KNOX COUNTY, Tenn. (WVLT) - Summer is the perfect time to enjoy our lakes and water activities. But keeping those waterways clean of bacteria is a costly and daunting task.
The Fort Loudoun Lake Association tries to ensure cleanliness by testing for bacteria like E. Coli - but this year, there's a lack of funding.
Julie Costner with the association says she hopes to get money for the tests soon after a recent E. Coli outbreak in Northeast Tennessee of 10 confirmed cases. While none of the cases has a common link, according to health officials, the outbreak may be from food or swimming in recreational waters.
"We are almost a watchdog for Fort Loudoun Lake," said Costner. "We normally test in the spring and fall.
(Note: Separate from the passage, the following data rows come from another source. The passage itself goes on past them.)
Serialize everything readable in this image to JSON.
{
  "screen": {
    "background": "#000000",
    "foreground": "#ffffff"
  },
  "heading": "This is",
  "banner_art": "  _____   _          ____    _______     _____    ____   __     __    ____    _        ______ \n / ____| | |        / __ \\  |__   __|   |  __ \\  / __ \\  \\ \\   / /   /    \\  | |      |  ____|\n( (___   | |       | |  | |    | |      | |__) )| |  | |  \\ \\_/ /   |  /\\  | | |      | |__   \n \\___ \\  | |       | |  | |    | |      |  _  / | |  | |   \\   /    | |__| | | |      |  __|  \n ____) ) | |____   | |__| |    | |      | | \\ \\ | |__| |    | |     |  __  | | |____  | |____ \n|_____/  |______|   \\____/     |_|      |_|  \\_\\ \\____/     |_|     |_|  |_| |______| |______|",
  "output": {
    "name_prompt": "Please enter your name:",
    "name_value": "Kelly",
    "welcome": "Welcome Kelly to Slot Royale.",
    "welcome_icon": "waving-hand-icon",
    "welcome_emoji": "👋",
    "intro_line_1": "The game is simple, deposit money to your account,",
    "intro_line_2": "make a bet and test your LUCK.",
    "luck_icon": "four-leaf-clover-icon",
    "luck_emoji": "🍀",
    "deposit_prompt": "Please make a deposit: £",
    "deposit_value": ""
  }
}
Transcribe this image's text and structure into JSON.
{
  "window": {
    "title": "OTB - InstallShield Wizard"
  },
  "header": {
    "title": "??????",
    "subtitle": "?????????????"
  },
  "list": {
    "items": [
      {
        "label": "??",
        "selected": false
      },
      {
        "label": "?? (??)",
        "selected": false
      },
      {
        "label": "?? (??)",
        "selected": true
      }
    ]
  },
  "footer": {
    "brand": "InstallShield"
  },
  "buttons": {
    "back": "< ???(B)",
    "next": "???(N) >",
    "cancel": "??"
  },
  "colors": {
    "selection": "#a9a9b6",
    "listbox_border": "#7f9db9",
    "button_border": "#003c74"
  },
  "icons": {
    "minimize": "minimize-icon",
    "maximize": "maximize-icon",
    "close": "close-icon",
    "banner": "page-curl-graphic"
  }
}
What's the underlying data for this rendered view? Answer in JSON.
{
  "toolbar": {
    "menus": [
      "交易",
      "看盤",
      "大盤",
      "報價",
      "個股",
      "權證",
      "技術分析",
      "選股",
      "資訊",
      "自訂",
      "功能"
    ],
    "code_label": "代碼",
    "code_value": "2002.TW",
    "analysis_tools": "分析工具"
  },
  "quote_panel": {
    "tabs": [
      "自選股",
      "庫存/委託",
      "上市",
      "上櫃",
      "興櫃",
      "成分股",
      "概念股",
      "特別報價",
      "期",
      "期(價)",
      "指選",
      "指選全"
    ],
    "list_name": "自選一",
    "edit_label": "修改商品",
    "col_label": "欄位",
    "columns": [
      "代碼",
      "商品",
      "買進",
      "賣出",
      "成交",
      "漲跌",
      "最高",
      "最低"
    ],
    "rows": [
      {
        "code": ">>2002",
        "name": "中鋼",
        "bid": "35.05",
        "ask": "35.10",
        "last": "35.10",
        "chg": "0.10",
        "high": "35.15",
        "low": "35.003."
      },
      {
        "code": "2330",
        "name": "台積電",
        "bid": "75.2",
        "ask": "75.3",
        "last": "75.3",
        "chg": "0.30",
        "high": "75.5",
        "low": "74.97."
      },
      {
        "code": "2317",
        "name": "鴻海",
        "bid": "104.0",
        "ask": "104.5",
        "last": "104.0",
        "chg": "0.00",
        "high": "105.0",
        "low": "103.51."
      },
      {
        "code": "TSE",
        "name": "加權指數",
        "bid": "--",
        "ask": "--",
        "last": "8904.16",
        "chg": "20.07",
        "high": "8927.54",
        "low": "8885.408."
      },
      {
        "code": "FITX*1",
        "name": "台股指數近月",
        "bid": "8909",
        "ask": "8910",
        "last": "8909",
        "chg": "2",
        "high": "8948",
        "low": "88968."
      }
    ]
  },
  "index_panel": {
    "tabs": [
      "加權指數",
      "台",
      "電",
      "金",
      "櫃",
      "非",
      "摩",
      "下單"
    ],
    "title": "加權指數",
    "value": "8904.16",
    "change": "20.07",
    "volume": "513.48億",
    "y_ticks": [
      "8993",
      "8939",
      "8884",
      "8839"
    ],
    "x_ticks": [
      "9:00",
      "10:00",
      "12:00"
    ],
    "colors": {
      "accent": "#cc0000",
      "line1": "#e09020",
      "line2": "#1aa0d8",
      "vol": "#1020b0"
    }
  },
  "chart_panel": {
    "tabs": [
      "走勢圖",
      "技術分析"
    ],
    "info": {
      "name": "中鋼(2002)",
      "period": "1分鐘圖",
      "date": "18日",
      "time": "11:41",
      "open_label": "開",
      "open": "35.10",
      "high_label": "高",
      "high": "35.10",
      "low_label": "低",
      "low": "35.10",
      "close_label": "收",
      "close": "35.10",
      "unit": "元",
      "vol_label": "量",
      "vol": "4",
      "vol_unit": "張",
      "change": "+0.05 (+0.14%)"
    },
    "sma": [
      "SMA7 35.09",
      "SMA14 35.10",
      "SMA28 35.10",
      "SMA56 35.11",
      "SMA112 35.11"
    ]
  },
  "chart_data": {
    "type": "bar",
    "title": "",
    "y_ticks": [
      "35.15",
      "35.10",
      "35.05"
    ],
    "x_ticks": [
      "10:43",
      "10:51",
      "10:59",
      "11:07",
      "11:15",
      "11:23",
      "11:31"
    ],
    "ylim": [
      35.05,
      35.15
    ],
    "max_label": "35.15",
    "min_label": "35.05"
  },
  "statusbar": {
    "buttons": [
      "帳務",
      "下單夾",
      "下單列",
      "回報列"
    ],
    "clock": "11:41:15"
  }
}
This year, we are in the midst of looking for funding to be able to continue to test because we do keep records of where we test and that's something we want to maintain."
Steve Cauthen, who used to spend time on Fort Loudoun with his boat, now comes to enjoy the scenery.
"It's somewhere to come sun and take a little dip and relax," Cauthen said.
He's always been impressed with how clean the lake has been and has always felt safe with his family.
Costner says testing is essential to keep the lake clean - and avoid the potentially-deadly E.Coli.
Dr. Martha Buchanan with the Knox County Health Department says it's the toxins from E. Coli that can cause severe illness or even death.
"It is truly nasty. Very crampy illness," explains Dr. Buchanan. "People describe very significant cramping and the bloody diarrhea they have."
Dr. Buchanan says to avoid E. Coli you should:
- Wash hands properly for 20 seconds
- Cook meats fully - especially ground beef
- Wash fruits and vegetables
- And don't drink from recreational waters
"If you have runoff from the cow pasture into the lake or pool or somebody drinks the water, it just takes a few organisms to get into your GI track," she said.
Cauthen says he hopes the Fort Loudoun Lake Association will find money to test for E. Coli and other bacteria. And so does Costner.
"We want this commnity to be safe and feel secure when they're on the water," Costner said.
Health officials say you are more likely to get E. Coli from contaminated food than from swimming.
The outbreak in Northeast Tennessee is not at all related to an outbreak in Germany in which 22 people have died and hundreds have been sickened. There was also a confirmed death due to E. Coli of a two-year-old Virginia girl; however, investigators have not found a link to her and the cases in Northeast Tennessee.
The Tennessee Department of Environment and Conservation does water quality and fish tissue sampling in waterways. A department spokesperson says TDEC does test for E. Coli and there have been positive results from some waterways. There is a list of streams they advise people to avoid.
To see the list, click on the link.